▸ YOUR INSTRUCTIONS:
Count the lines below that include the word "items", then give that number and no other words.

Data entries:
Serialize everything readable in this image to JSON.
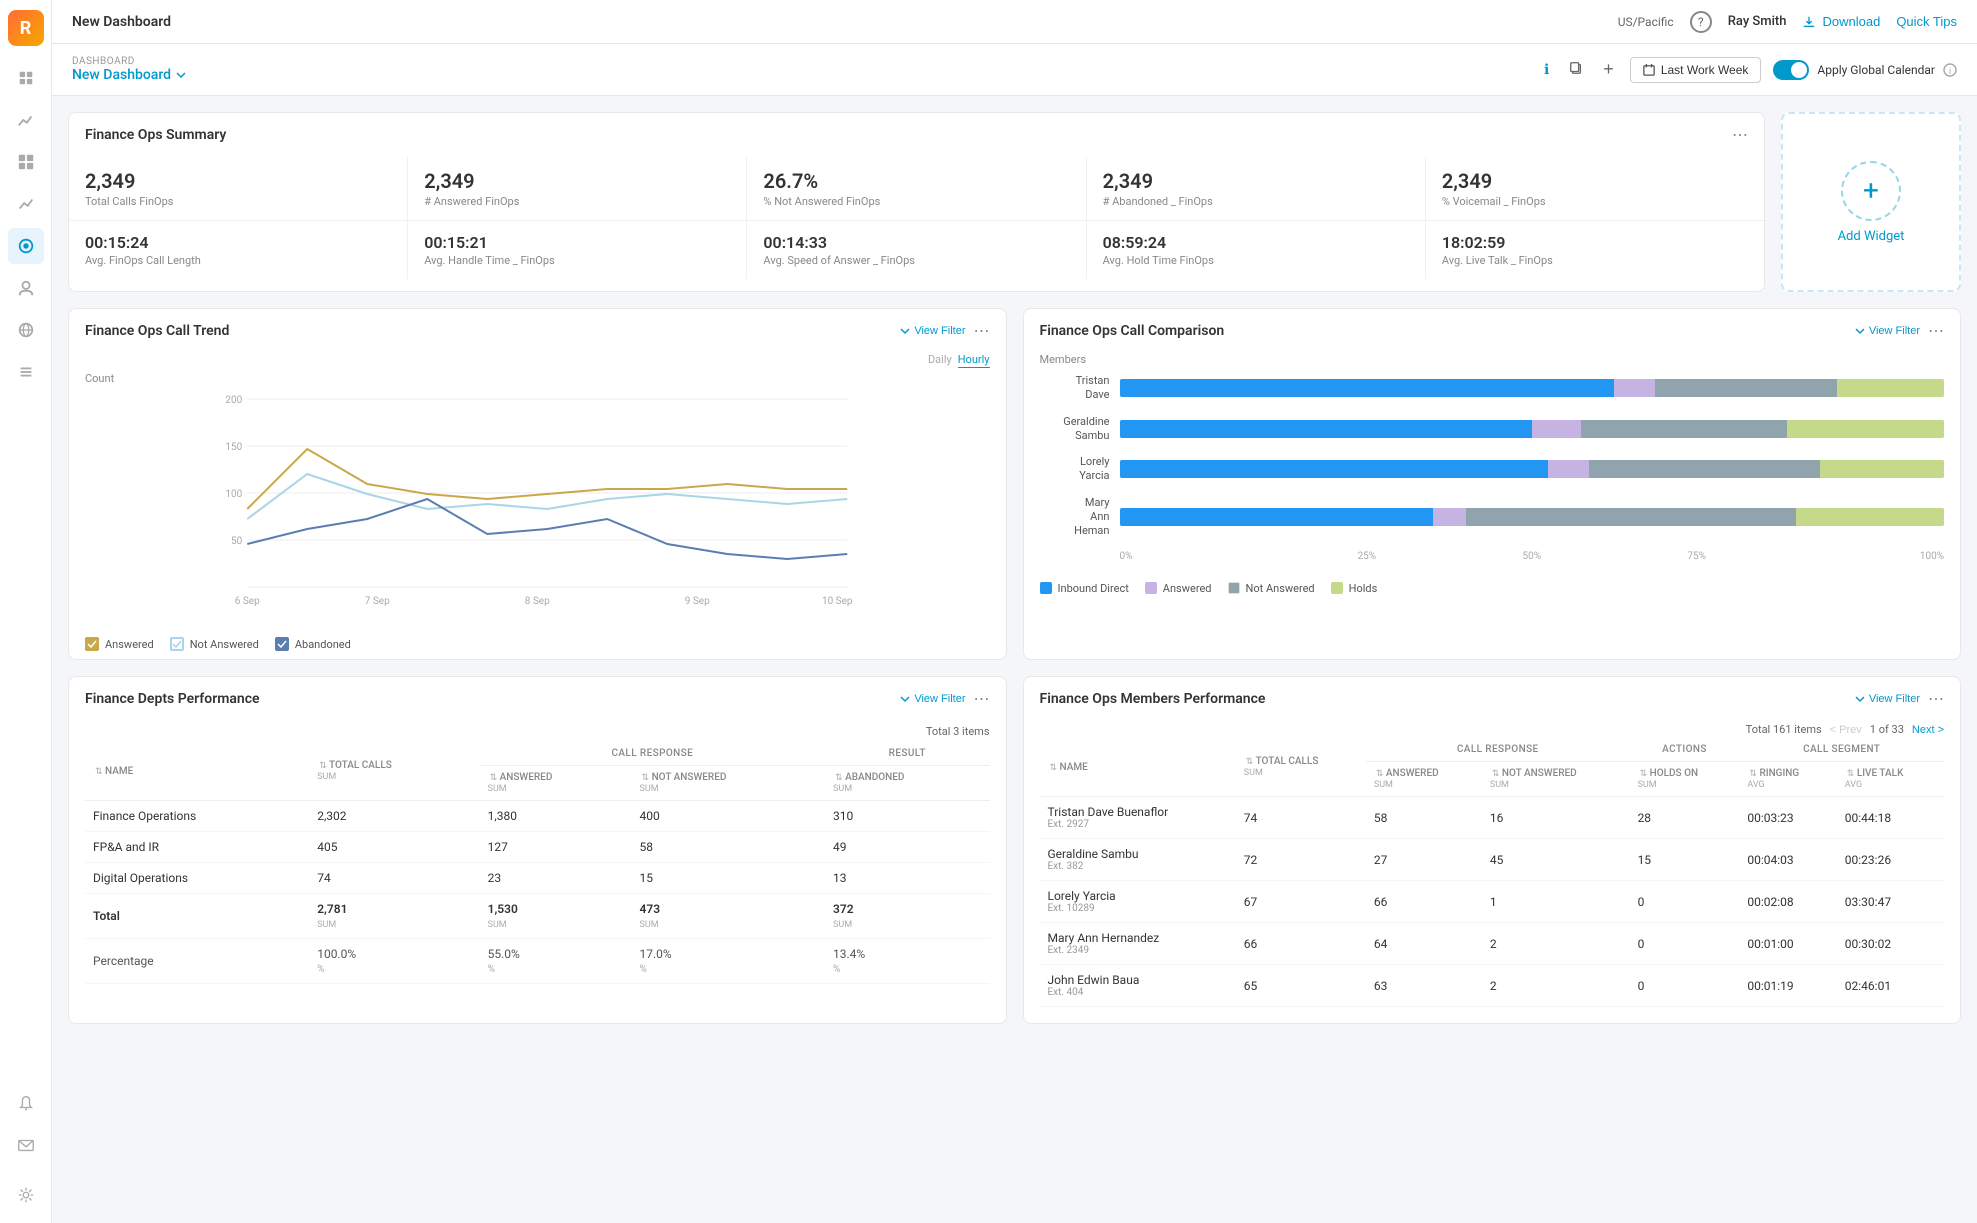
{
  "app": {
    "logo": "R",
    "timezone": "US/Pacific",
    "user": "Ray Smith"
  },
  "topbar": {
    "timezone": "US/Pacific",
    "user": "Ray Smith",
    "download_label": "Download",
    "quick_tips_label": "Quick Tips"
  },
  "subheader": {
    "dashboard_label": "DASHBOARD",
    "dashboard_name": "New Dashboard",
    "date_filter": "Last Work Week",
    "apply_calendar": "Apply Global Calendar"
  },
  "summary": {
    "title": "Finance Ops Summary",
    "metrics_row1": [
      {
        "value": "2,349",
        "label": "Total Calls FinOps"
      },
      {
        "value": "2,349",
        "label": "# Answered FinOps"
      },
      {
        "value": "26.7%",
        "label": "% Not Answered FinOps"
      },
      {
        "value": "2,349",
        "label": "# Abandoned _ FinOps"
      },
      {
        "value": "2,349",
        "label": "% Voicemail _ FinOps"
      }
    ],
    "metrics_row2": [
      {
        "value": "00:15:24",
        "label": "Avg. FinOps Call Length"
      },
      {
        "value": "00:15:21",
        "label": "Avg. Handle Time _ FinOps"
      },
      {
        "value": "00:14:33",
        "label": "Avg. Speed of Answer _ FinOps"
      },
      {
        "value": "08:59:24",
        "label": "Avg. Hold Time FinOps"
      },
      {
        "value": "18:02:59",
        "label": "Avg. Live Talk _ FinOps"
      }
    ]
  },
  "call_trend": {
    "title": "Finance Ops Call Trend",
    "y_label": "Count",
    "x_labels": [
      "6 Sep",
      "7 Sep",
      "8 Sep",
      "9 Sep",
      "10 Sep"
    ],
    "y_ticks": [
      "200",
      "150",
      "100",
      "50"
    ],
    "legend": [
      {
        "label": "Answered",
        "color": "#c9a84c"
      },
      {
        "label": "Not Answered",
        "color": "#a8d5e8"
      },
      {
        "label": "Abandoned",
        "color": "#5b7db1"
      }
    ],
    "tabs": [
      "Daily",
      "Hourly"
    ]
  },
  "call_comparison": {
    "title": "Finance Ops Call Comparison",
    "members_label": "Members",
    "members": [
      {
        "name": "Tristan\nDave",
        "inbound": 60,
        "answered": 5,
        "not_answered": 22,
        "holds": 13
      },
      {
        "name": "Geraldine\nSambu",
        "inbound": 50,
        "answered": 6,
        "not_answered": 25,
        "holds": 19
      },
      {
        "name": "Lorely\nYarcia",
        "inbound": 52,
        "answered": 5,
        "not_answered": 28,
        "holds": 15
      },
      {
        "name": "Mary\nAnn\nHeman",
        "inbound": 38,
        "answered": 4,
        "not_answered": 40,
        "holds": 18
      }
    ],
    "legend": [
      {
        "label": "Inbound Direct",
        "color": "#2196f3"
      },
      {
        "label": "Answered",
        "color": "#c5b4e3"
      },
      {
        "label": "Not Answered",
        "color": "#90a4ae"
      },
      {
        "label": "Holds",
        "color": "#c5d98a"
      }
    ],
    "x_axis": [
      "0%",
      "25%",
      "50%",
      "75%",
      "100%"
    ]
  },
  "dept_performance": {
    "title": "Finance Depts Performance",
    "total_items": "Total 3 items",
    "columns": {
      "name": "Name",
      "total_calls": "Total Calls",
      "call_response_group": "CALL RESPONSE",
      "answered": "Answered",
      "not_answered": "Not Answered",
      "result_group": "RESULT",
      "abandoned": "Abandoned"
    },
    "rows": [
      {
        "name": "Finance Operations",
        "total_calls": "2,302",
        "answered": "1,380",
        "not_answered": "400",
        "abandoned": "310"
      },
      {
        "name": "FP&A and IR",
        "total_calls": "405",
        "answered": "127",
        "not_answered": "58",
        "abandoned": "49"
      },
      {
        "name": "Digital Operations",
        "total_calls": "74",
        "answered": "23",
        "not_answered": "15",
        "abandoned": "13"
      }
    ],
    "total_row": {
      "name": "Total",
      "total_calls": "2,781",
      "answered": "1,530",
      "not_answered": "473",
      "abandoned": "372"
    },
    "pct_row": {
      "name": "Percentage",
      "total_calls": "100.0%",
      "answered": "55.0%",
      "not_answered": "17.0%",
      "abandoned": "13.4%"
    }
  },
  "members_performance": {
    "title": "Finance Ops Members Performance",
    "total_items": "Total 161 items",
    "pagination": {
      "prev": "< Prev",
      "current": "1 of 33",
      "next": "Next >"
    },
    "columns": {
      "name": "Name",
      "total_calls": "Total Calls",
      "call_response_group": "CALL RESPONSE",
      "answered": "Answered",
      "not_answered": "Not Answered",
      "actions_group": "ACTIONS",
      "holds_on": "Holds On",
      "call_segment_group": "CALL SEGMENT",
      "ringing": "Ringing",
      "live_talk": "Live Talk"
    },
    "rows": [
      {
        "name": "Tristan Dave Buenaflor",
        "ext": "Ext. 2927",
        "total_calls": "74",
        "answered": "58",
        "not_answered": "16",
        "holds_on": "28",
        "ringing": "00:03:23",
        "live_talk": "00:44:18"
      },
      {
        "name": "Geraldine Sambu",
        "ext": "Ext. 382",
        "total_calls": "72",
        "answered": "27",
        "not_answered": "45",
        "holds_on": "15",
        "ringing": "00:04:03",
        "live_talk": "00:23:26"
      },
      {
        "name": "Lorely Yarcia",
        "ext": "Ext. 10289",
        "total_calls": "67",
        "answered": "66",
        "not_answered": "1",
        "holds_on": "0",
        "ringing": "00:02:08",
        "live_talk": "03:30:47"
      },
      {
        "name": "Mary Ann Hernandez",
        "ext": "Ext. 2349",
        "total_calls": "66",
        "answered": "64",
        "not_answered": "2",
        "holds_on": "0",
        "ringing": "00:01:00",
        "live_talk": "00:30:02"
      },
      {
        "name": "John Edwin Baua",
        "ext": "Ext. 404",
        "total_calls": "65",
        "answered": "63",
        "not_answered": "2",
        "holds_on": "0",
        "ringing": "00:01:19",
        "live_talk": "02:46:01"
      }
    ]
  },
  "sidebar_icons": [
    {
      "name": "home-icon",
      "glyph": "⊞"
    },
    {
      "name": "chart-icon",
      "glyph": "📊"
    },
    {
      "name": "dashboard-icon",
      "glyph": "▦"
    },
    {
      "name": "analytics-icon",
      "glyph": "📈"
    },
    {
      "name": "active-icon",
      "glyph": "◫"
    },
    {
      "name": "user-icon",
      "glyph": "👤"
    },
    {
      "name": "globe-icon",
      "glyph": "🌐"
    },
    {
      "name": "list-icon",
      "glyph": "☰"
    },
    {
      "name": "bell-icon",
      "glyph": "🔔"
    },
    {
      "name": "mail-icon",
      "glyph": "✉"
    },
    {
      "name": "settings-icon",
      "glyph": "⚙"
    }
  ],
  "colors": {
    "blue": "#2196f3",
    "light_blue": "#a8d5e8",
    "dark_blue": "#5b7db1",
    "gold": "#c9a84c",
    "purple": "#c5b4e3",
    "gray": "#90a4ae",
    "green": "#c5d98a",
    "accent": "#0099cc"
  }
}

▸ RESPONSE AREA:
2